Since I started eating closer to home, I've had a great time getting to know the farmers who grow my food. I've become more curious about the history and, I suppose, anthropology of local food. After finishing Everett Rau's memoir, Stand Tall, I still stop by to chat with him and his wife, Peg, in their hilltop farmhouse. During one of our visits, Peg brought out a treasure trove of handwritten cookbooks from her mother, grandmother, and grandmother-in-law, along with her own box of recipe cards, which she began the year she married Ev.
My hands trembled when I opened the old notebooks, carefully turning their food-stained pages, brittle with age. Determined to preserve them, I carefully scanned the notebooks and cards and sat with Peg as she regaled me with stories of Grange dinners and favorite family recipes. At 93, Peg doesn't cook anymore, but she is passionate about nutrition and can still recall the first time she tried many of the recipes in her collection.
Heirloom Recipes focuses on a handwritten cookbook begun by Everett's grandmother, Sarah Ogsbury, in 1891. We know the year because she used a complimentary journal from a thread company that is stamped with the date. Throughout the book is elegant ink penmanship from Sarah, who was a teacher, interspersed with clumsier pencil recipes from young women. The girls' writing is in several different hands, presumably her daughters, Margaret and Elizabeth. When Peg found the book in a drawer after she married Everett, she also found newspaper clippings, which she pasted, as if in a scrapbook.
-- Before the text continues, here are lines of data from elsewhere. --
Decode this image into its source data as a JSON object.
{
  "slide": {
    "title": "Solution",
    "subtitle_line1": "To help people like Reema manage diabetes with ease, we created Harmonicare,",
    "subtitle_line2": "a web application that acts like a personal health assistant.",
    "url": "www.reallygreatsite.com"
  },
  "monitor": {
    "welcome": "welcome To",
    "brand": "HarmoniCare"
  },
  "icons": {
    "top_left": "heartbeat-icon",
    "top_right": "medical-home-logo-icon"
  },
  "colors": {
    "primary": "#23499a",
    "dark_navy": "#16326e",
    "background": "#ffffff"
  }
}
She says she never saw her mother-in-law, Margaret, use the cookbook, because Margaret had "all the recipes in her head."